*** Opening TASK MATERIAL ***
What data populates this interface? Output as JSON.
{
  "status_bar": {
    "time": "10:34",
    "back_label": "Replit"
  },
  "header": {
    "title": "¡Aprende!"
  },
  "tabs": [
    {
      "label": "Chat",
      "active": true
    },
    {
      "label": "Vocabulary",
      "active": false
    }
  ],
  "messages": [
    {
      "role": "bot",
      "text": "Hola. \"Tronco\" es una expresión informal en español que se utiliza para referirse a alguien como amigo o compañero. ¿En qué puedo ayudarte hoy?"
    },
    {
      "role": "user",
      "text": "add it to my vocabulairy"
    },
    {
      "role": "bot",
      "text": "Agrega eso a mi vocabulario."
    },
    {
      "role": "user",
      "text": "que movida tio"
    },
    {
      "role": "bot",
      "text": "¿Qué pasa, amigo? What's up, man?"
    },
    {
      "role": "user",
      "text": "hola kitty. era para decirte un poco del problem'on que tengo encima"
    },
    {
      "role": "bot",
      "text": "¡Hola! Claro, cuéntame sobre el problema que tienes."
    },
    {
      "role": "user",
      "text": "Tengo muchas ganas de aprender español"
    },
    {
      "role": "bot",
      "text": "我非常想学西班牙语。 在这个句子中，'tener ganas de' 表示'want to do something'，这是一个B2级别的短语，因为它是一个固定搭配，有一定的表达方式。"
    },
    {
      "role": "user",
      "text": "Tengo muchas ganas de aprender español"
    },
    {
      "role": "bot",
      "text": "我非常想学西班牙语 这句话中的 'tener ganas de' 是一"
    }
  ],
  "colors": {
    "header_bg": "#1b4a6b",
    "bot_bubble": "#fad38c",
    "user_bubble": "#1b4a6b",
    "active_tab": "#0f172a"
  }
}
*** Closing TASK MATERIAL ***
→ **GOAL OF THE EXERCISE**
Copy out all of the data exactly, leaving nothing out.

→ **WRITTEN REPLY**
What data populates this interface? Output as JSON.
{
  "status_bar": {
    "time": "10:34",
    "back_label": "Replit"
  },
  "header": {
    "title": "¡Aprende!"
  },
  "tabs": [
    {
      "label": "Chat",
      "active": true
    },
    {
      "label": "Vocabulary",
      "active": false
    }
  ],
  "messages": [
    {
      "role": "bot",
      "text": "Hola. \"Tronco\" es una expresión informal en español que se utiliza para referirse a alguien como amigo o compañero. ¿En qué puedo ayudarte hoy?"
    },
    {
      "role": "user",
      "text": "add it to my vocabulairy"
    },
    {
      "role": "bot",
      "text": "Agrega eso a mi vocabulario."
    },
    {
      "role": "user",
      "text": "que movida tio"
    },
    {
      "role": "bot",
      "text": "¿Qué pasa, amigo? What's up, man?"
    },
    {
      "role": "user",
      "text": "hola kitty. era para decirte un poco del problem'on que tengo encima"
    },
    {
      "role": "bot",
      "text": "¡Hola! Claro, cuéntame sobre el problema que tienes."
    },
    {
      "role": "user",
      "text": "Tengo muchas ganas de aprender español"
    },
    {
      "role": "bot",
      "text": "我非常想学西班牙语。 在这个句子中，'tener ganas de' 表示'want to do something'，这是一个B2级别的短语，因为它是一个固定搭配，有一定的表达方式。"
    },
    {
      "role": "user",
      "text": "Tengo muchas ganas de aprender español"
    },
    {
      "role": "bot",
      "text": "我非常想学西班牙语 这句话中的 'tener ganas de' 是一"
    }
  ],
  "colors": {
    "header_bg": "#1b4a6b",
    "bot_bubble": "#fad38c",
    "user_bubble": "#1b4a6b",
    "active_tab": "#0f172a"
  }
}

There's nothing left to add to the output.